Background and Focus Questions for Jonathan Swift’s “A Modest Proposal”
Irish History to 1729
390-461 St. Patrick brings Christianity to IrelandJonathan Swift, 1667-1745
795-1014 Vikings begin series of invasions
1170 Long-term British involvement in Ireland begins
1541 Henry VIII of England, a Protestant, declares himself King of Ireland
1649 Oliver Cromwell crushes Irish opposition.
By 1703, Protestants own 90% of the country's land.
1695-1728 Penal Laws: Acts against Catholics. Theseo Prevent Catholics from bearing arms and owning horses worth over five pounds.
o Restrict their rights to education.
o Stop them buying land and on death, Catholic property has to be divided among all sons.
o Ban Catholics from serving in the army, holding public office, entering the legal profession, becoming MPs or voting.
• Anglo-Irish Dean of St. Patrick’s
• Author of Gulliver’s Travels, 1726
• THE great prose satirist of the English language.
• His tombstone reads, "He has gone where savage indignation can tear his heart no more."
A hero’s welcome (parades, church bells ringing, bonfires, the whole enchilada) awaited Jonathan Swift when he arrived in Dublin during the late summer of 1726. This because—in addition to his success with Gulliver’s Travels—he had rallied public opinion for the cause of Irish economic and political independence in his role as M.B. Drapier of St. Francis Street (an alias). In his Fourth Drapier Letter, addressed to the “Whole People of Ireland,” he declared that “by the Laws of God, of Nature, of Nations, and of your own Country, you are and ought to be as Free a People as your brethren in England.”
Strangely enough, this was the same man who referred to Ireland as “the most miserable country upon earth” and wrote “I do suppose nobody hates and despises this kingdom more than myself” and described the trip from England to Ireland as “a passage to the land I hate.” Instead of the “fat deanery or lean bishopric” he so assiduously but vainly sought near his literary friends in England, he returned to Ireland for good in 1713 as Dean of St. Patrick’s, to make this “wretched Dublin in Ireland” his permanent home, “a poisoned rate in a hole,” as he vividly describes his situation to his friend Bolingbroke. However, he was constantly role-playing and he just as often praised Ireland and the quality of his own life there.
To prepare for our discussion of Swift, print out the approx. 6 page “A Modest Proposal” from our web page, and consider the following questions as you read and analyze Swift’s rhetoric (i.e., persuasive writing strategies).
1. “A Modest Proposal” is an ironic essay: the author deliberately writes
what he does not mean. What is the real thesis? Is there more
2. A clear difference exists between Swift and the persona who makes
this proposal. Characterize the proposer.
3. Would it be possible to read this essay as a serious proposal?

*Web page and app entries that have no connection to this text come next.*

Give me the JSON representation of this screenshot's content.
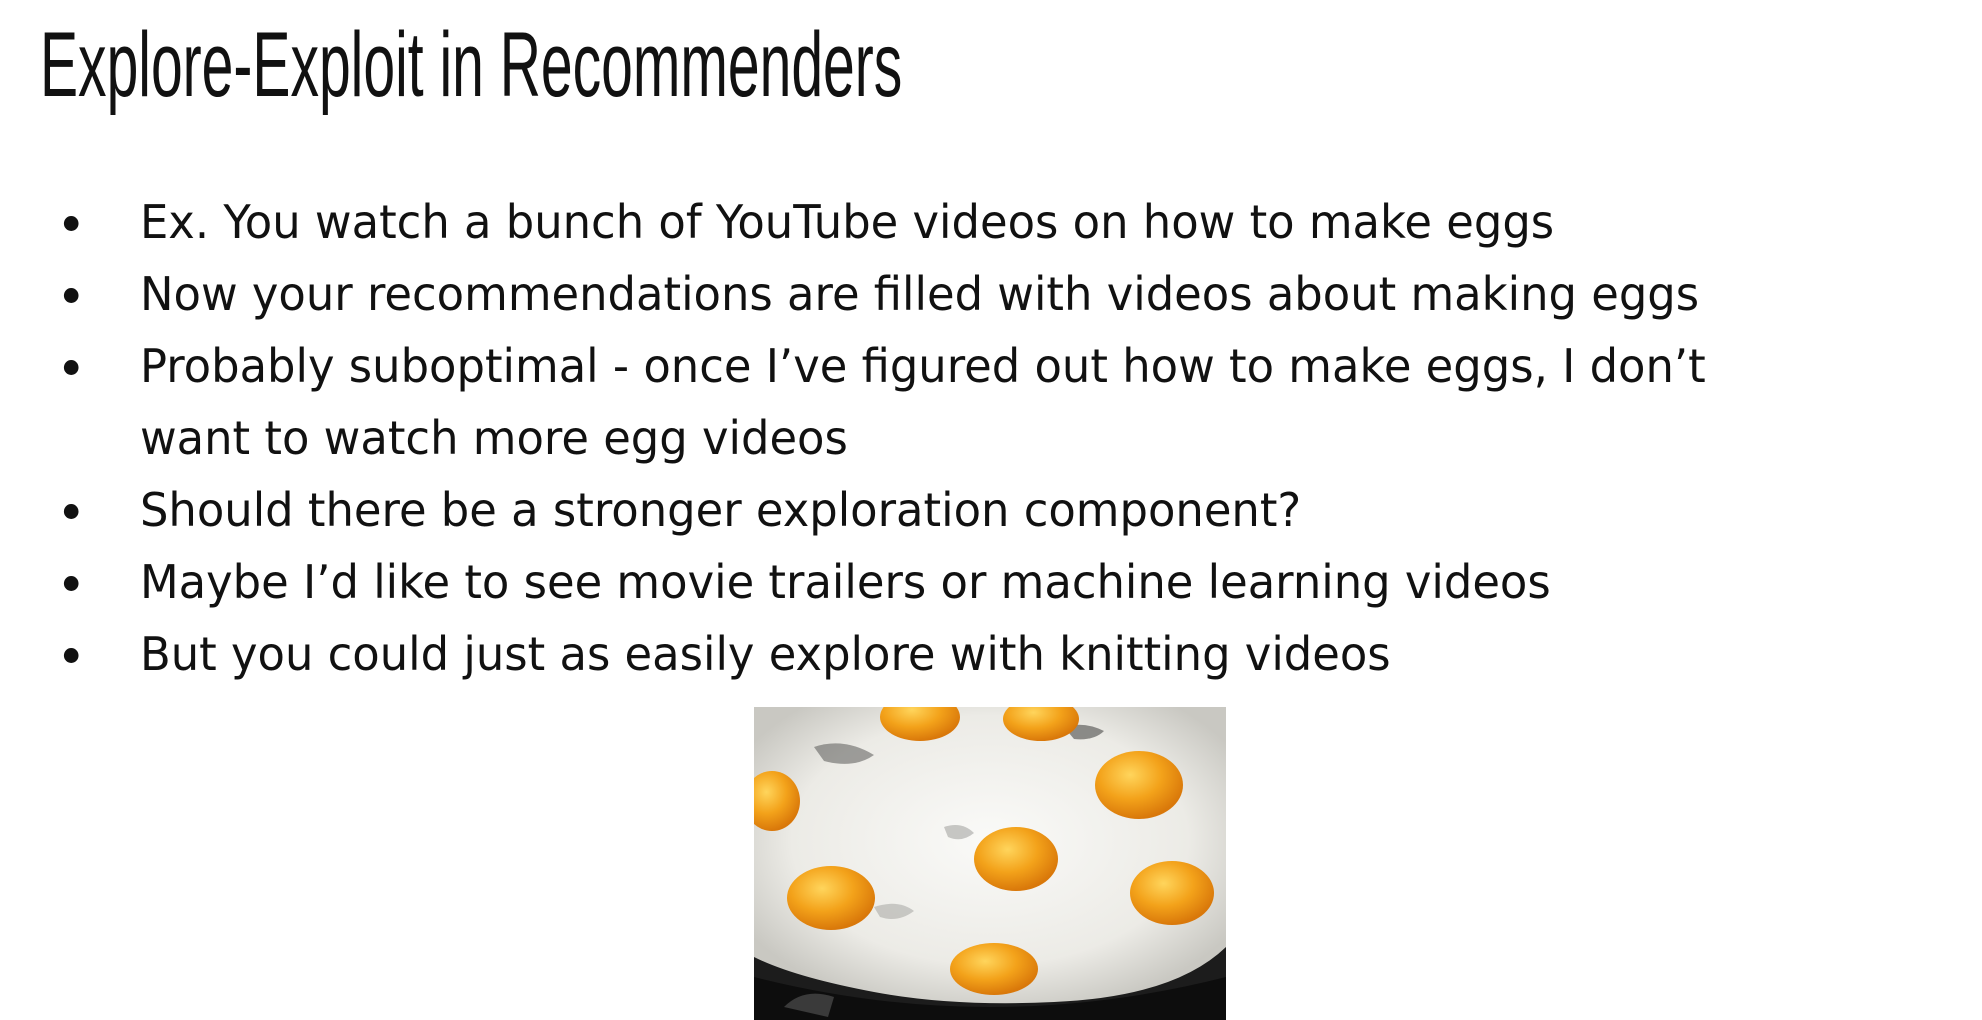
{
  "slide": {
    "title": "Explore-Exploit in Recommenders",
    "bullets": [
      {
        "lines": [
          "Ex. You watch a bunch of YouTube videos on how to make eggs"
        ]
      },
      {
        "lines": [
          "Now your recommendations are filled with videos about making eggs"
        ]
      },
      {
        "lines": [
          "Probably suboptimal - once I’ve figured out how to make eggs, I don’t",
          "want to watch more egg videos"
        ]
      },
      {
        "lines": [
          "Should there be a stronger exploration component?"
        ]
      },
      {
        "lines": [
          "Maybe I’d like to see movie trailers or machine learning videos"
        ]
      },
      {
        "lines": [
          "But you could just as easily explore with knitting videos"
        ]
      }
    ],
    "image": {
      "icon": "fried-eggs-photo",
      "colors": {
        "pan": "#1c1c1c",
        "egg_white": "#f2f2ee",
        "yolk": "#f3a21a",
        "yolk_highlight": "#ffd55c"
      }
    }
  }
}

4. Look closely at paragraphs 4, 6, and 7, and study how the appeals
to logic are put in mathematical and economic terms. Underline those
words and phrases.
5. When does the reader begin to realize that the essay is ironic?
Before or after the actual proposal is made in paragraph 10?
6. Which groups of people are singled out as special targets for Swifts’
attack? Are the Irish presented completely as victims, or are they
also to blame?
7. Does the essay merely function as a satirical attack? Does
Swift ever present any serious proposals for improving conditions?
If so, where?
8. What is the purpose of the last paragraph?